- Opening Delimiter -

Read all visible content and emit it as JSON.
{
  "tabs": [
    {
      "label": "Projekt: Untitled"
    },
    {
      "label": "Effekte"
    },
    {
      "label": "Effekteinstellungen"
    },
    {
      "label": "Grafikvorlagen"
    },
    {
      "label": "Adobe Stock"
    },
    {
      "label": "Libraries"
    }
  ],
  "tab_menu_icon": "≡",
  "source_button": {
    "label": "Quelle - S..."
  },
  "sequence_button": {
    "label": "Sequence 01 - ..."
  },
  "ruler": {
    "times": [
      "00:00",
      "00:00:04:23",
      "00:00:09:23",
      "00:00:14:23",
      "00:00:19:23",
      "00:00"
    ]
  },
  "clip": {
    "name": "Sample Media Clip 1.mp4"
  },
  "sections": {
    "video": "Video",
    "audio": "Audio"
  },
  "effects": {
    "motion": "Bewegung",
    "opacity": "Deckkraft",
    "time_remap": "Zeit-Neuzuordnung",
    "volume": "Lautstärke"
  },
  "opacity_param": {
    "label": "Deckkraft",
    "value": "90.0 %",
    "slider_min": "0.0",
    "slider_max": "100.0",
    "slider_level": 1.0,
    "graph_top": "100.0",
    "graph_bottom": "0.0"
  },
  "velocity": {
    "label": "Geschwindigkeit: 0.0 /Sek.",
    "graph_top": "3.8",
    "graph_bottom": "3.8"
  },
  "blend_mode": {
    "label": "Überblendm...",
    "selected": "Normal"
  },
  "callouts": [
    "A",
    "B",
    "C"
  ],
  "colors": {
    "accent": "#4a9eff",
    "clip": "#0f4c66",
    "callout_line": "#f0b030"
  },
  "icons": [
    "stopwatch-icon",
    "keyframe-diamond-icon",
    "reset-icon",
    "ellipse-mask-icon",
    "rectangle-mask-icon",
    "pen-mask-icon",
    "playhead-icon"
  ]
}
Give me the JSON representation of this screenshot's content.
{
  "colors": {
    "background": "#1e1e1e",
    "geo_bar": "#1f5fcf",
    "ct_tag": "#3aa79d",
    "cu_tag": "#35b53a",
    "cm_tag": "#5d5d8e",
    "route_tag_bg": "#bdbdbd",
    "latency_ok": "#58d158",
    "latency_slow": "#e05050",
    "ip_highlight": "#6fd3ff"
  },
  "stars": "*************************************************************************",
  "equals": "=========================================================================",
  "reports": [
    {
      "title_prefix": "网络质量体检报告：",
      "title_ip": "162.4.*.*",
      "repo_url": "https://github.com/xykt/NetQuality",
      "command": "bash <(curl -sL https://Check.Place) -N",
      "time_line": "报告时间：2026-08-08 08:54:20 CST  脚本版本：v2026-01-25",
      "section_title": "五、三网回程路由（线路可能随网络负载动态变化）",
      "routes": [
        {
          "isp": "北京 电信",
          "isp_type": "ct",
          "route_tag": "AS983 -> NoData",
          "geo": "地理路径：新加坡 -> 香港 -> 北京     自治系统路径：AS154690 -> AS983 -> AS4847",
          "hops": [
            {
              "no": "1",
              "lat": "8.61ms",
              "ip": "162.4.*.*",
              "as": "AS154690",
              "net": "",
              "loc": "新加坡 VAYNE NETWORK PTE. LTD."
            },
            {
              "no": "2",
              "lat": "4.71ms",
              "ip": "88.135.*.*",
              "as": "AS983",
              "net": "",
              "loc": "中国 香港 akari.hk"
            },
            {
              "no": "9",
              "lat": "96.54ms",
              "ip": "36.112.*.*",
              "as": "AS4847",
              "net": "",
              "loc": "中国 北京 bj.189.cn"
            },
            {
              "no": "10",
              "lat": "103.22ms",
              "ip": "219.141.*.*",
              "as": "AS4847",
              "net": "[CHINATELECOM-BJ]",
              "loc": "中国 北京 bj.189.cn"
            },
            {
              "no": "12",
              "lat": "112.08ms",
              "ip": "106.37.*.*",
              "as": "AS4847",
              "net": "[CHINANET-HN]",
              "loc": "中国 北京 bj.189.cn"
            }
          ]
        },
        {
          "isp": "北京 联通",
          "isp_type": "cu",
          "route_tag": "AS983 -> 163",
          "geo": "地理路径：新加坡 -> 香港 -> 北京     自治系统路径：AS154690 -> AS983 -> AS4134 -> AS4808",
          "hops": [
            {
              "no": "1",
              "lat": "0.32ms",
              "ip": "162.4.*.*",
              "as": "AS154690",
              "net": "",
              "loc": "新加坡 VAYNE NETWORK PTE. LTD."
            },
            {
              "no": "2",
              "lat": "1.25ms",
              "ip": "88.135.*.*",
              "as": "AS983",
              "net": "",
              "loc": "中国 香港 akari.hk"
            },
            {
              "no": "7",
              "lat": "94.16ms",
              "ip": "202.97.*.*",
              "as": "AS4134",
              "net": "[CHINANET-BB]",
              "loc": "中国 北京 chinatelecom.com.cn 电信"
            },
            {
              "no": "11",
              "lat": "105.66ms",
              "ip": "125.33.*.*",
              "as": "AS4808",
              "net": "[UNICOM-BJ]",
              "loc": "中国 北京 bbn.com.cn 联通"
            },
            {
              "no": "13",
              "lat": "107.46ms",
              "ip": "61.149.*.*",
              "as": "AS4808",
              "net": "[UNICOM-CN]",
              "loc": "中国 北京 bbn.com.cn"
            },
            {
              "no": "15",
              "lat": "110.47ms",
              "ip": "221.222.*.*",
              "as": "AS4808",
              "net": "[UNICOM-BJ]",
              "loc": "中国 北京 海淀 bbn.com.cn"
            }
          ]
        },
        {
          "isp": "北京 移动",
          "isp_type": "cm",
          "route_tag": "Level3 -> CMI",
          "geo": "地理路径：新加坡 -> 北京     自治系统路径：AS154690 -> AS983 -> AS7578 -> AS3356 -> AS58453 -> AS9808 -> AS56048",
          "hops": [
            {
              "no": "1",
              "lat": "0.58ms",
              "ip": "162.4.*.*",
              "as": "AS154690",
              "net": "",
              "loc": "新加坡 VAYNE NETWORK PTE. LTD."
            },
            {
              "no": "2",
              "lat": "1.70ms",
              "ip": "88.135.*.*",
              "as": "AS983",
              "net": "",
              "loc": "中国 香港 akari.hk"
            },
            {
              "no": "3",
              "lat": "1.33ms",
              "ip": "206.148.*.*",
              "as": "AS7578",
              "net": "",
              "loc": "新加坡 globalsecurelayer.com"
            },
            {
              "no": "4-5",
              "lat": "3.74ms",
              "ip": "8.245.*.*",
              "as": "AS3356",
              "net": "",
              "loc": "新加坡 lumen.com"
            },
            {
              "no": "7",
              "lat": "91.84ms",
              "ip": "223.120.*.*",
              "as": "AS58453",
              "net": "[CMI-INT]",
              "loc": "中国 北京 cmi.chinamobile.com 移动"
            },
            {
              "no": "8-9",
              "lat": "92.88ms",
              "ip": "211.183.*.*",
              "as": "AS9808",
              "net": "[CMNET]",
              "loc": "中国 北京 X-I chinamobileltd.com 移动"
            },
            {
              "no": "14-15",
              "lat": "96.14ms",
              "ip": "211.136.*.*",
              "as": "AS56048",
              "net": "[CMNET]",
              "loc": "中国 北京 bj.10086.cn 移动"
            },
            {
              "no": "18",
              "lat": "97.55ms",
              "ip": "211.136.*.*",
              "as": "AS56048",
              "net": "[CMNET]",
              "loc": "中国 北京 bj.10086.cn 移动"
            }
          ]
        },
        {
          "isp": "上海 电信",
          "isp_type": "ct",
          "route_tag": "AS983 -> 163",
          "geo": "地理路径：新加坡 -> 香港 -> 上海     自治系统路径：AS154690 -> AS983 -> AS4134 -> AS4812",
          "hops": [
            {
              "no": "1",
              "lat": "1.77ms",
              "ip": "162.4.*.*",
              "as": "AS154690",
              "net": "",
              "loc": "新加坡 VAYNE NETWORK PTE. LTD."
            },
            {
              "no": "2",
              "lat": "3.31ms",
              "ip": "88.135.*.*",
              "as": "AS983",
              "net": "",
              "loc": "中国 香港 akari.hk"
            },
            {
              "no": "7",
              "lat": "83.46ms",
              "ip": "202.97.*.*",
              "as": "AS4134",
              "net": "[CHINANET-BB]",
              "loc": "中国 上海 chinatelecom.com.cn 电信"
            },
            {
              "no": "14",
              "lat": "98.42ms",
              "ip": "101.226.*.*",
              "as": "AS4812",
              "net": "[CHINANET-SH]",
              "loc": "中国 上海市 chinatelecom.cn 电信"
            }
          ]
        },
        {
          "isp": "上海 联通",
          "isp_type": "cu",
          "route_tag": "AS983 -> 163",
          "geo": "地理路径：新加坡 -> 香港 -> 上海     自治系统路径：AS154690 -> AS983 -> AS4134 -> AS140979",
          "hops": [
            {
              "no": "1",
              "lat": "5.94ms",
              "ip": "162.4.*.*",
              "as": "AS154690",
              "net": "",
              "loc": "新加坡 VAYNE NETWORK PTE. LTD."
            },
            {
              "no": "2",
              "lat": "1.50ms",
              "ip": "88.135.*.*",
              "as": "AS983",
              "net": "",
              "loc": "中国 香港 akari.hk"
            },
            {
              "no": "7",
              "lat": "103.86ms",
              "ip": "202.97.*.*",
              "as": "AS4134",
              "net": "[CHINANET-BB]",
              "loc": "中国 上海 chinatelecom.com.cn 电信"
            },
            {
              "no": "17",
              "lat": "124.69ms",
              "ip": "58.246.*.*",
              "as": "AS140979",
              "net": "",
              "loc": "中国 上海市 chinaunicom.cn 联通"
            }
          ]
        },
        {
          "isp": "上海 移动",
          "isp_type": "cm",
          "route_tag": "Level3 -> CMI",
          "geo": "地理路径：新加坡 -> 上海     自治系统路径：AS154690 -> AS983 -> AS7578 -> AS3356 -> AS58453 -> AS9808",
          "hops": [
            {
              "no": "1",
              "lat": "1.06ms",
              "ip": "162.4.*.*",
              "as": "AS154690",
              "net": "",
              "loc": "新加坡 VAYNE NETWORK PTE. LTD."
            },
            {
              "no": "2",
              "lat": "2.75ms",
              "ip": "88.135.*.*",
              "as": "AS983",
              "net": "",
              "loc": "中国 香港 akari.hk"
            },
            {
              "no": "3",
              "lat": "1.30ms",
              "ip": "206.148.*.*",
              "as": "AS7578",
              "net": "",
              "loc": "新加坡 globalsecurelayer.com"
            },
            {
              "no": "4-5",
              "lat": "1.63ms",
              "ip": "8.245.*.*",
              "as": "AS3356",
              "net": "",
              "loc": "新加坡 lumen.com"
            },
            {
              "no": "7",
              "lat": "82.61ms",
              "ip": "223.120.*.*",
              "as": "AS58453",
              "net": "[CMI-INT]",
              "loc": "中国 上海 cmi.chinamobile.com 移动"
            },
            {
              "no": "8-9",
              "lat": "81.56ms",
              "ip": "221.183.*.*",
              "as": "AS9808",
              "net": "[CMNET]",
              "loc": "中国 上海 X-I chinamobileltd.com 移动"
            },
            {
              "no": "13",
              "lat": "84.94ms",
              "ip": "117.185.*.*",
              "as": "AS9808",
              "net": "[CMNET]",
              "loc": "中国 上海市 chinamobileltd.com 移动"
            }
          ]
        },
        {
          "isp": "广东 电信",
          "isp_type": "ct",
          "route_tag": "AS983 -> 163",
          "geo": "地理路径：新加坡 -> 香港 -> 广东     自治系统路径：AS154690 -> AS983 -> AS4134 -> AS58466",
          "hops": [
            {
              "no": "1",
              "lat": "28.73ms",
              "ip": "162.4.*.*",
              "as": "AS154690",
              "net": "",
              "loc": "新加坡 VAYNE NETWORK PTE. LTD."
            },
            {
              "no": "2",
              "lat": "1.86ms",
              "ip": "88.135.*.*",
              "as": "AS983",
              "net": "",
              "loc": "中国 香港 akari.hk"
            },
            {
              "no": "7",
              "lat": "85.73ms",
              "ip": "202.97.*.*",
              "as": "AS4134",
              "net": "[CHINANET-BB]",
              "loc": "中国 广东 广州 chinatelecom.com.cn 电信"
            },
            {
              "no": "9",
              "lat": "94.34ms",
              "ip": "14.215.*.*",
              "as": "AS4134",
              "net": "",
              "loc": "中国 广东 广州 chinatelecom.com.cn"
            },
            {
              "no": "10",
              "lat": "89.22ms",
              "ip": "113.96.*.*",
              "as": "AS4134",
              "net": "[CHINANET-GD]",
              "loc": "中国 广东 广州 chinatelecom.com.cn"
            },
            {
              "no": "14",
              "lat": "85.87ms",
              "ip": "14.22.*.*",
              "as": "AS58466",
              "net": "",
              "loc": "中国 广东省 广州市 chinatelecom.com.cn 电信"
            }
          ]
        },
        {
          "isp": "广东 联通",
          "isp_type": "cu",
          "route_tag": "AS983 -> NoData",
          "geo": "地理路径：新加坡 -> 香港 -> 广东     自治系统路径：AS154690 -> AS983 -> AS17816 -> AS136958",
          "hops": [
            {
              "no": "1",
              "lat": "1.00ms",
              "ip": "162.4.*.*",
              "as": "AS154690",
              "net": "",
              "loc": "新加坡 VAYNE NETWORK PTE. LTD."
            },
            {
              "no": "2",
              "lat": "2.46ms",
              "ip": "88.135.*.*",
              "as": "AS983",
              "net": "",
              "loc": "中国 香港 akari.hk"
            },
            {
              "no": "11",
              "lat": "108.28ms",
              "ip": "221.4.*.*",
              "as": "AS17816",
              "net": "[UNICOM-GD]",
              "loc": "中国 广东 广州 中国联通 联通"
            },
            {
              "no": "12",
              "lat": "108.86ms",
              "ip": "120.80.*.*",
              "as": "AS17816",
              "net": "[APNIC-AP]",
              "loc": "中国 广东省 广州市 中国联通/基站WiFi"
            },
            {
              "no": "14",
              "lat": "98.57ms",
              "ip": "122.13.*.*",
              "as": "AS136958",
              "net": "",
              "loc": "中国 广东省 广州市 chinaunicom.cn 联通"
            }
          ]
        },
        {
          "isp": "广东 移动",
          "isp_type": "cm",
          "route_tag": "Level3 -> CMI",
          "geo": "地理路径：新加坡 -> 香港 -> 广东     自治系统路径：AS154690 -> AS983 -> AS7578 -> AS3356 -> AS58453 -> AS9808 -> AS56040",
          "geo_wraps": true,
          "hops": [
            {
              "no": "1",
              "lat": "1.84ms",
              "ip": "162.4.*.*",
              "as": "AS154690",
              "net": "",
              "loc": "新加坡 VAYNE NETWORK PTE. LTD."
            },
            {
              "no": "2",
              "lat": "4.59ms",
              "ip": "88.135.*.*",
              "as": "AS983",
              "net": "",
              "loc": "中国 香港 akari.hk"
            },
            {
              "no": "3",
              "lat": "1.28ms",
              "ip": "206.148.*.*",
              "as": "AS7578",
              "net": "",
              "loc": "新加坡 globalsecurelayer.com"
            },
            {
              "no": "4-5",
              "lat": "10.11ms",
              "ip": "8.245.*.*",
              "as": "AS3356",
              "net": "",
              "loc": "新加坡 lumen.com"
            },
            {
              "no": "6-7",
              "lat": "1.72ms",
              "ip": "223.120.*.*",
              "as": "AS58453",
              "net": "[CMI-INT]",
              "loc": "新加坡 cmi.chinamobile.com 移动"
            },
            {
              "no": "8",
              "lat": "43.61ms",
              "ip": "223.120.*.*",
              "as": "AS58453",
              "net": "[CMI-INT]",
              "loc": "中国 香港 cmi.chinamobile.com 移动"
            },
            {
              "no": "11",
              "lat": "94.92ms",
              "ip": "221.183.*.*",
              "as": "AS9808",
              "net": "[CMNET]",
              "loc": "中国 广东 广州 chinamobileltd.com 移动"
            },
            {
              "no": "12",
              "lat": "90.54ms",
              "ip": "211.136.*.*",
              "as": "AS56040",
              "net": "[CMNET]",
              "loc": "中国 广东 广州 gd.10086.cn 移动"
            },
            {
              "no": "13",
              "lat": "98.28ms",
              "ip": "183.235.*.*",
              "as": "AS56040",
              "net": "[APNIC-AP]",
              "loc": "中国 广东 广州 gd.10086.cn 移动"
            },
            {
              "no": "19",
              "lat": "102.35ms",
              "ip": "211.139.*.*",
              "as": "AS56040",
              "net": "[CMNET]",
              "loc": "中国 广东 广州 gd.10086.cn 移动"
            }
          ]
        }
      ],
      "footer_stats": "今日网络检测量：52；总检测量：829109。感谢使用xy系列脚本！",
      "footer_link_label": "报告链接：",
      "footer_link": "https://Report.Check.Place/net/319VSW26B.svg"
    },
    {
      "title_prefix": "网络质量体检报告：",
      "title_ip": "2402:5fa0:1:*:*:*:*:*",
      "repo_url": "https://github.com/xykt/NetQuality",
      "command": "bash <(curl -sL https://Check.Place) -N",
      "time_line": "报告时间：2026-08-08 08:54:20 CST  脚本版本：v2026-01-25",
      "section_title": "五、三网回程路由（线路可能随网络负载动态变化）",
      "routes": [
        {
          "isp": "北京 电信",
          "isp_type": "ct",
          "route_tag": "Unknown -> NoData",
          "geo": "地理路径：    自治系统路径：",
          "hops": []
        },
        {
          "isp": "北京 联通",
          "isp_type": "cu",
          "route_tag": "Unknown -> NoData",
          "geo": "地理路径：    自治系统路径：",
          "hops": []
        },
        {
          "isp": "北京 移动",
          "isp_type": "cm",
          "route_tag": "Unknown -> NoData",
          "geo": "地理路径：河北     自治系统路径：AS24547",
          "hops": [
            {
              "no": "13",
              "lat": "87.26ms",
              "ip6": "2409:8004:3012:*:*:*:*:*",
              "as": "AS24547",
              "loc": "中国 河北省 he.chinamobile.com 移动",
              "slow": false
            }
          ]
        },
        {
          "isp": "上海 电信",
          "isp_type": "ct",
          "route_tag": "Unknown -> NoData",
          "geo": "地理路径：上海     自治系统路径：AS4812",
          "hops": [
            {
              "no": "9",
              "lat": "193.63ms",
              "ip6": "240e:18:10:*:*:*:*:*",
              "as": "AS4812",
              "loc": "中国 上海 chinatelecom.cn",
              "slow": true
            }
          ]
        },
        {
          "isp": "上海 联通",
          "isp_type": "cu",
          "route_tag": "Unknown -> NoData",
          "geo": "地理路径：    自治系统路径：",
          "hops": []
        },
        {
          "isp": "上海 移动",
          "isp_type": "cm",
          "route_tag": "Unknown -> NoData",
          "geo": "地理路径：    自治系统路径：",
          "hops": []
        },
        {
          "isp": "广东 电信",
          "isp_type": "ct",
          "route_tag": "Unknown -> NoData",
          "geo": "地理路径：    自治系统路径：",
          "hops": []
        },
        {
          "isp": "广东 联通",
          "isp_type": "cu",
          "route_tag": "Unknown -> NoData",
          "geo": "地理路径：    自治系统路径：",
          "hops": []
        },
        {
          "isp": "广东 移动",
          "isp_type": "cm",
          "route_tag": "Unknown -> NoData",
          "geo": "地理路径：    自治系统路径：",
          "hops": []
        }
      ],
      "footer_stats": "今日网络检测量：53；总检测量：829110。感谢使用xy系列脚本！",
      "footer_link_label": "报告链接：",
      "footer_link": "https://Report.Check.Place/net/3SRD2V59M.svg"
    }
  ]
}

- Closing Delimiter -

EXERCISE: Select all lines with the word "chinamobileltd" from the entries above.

ANSWER AREA:
              "loc": "中国 北京 X-I chinamobileltd.com 移动"
              "loc": "中国 上海 X-I chinamobileltd.com 移动"
              "loc": "中国 上海市 chinamobileltd.com 移动"
              "loc": "中国 广东 广州 chinamobileltd.com 移动"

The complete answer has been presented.